My Passive VR Shoes and Support Rig Setup

A project log for Passive Virtual Reality Shoes

I'm making a shoe that allow you to walk around as much as you want in VR while staying in the same spot in real life

finallyfunctionalfinallyfunctional 10/17/2021 at 15:410 Comments

I haven't posted an update here in a while, but I have still been busy with this project. I've been posting regular updates on YouTube. Here is my latest demo.

I mentioned in my last build log that I wanted to try a passive system with a rigid support rig. This is what I came up with for my first version and I'm very happy with it.

I've gone into more details in my build logs on YouTube, but to summarize the VR shoes I'm wearing in this video are made mostly out of TPU and metal rods, so they are very durable. How durable? I through them on my cement floor here. I've tossed them on the floor, jumped on them, and have been using them regularly for a few months now and they are fine. 

These passive shoes have wheels that spin freely and stoppers on the front and back. If you think about a typical walking motion, when you are walking and you bring your foot back behind you, you lift your heel up, then lift your foot off the ground. The stoppers take advantage of this. When you lift your heel up the stopper gets pushed into the ground, stopping the shoe right where you want it to stop so you can lift it up without slipping. Walking backwards is a similar situation where you instead lift your toes up first, and this drives the back stopper into the ground. With these simple stoppers you're not just walking around on essentially roller skates. If that was the case it would be very easy to slide and slip. Using the shoes still takes some practice but the stoppers make it much easier.

Additionally I am walking on a platform that has some thin carpet stapled to it. It is just a 4ft square piece of wood, 3/4in thick, with thin carpet stapled to it. This carpet has a few functions. It provides a little bit of resistance so the VR shoes don't roll around quite as easily as they would otherwise. A little bit of resistance is good and the thin carpet strikes a good balance between easily rolling the shoes and stability. The other function of the carpet is that it reduces noise from the wheels by quite a bit.

You'll see that I'm also wearing a rigid support rig. It is bolted to two beams in my ceiling and consists mostly of pipes, pipe fittings, square tubes, and a safety harness around my waist. This support rig is what you push against to bring your feet back. It supports crouching and sitting.

For this setup, I don't have foot trackers yet. I tried Natural Locomotion but was having trouble getting the joycons I was using to stay connected to my computer. For now I'm just pushing on the joystick on the controller whenever I walk. I've been gaming my whole life so using the joystick is 2nd nature to me and I do not have to think about it, so this method is completely acceptable to me for now. Later I will try to make my own feet trackers.

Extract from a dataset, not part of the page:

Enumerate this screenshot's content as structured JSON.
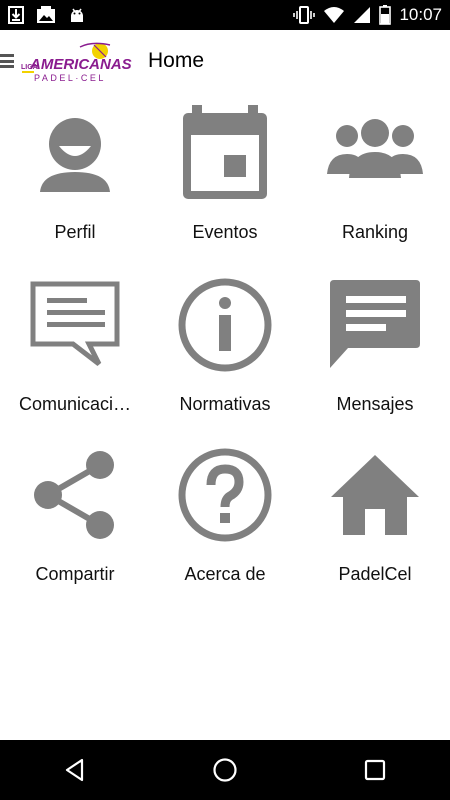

I am going to soon make a video about what I think about this setup after using it for a couple of months. But to summarize my thoughts so far - 

Here are my pros and cons of this setup.

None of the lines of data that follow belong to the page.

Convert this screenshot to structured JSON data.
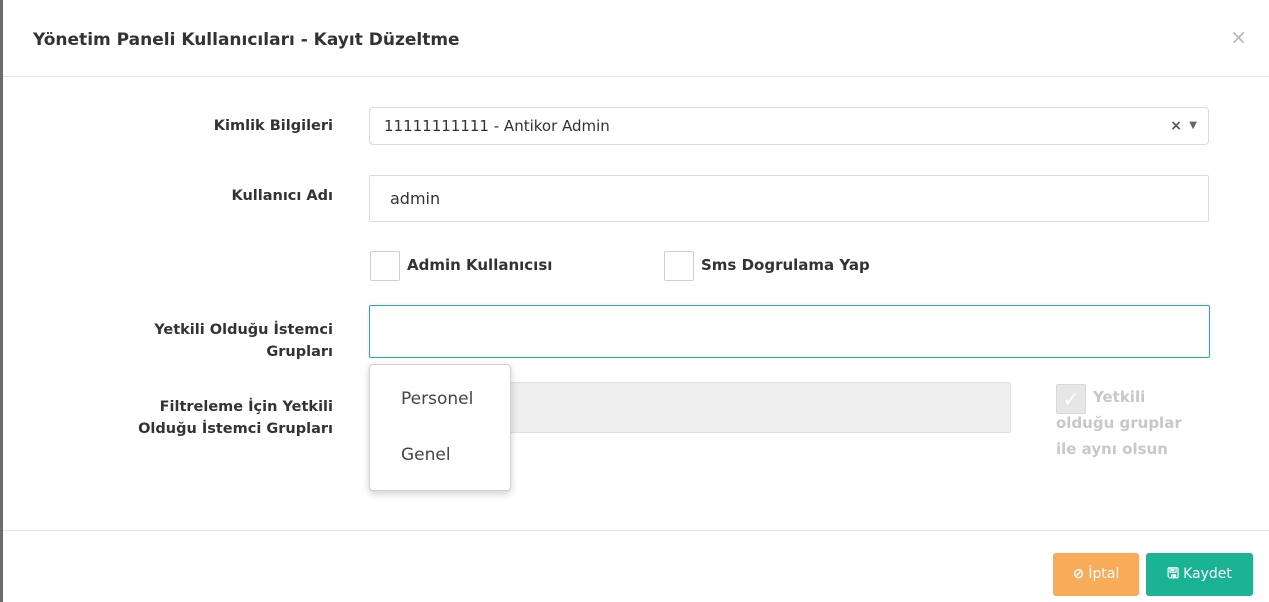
{
  "modal": {
    "title": "Yönetim Paneli Kullanıcıları - Kayıt Düzeltme",
    "close_icon": "×"
  },
  "form": {
    "identity": {
      "label": "Kimlik Bilgileri",
      "value": "11111111111 - Antikor Admin",
      "clear_icon": "×",
      "arrow_icon": "▼"
    },
    "username": {
      "label": "Kullanıcı Adı",
      "value": "admin"
    },
    "admin_user": {
      "label": "Admin Kullanıcısı"
    },
    "sms_verify": {
      "label": "Sms Dogrulama Yap"
    },
    "client_groups": {
      "label_line1": "Yetkili Olduğu İstemci",
      "label_line2": "Grupları",
      "value": ""
    },
    "filter_groups": {
      "label_line1": "Filtreleme İçin Yetkili",
      "label_line2": "Olduğu İstemci Grupları"
    },
    "same_groups": {
      "check_icon": "✓",
      "label": "Yetkili olduğu gruplar ile aynı olsun"
    }
  },
  "dropdown": {
    "options": [
      "Personel",
      "Genel"
    ]
  },
  "footer": {
    "cancel_icon": "⊘",
    "cancel_label": "İptal",
    "save_icon": "🖫",
    "save_label": "Kaydet"
  },
  "colors": {
    "primary": "#1ab394",
    "warning": "#f8ac59"
  }
}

So my next steps are to make these videos - 

I'm also working on another support rig that doesn't require any bolting to the ceiling or walls. I will eventually try to add motors back into the VR shoes.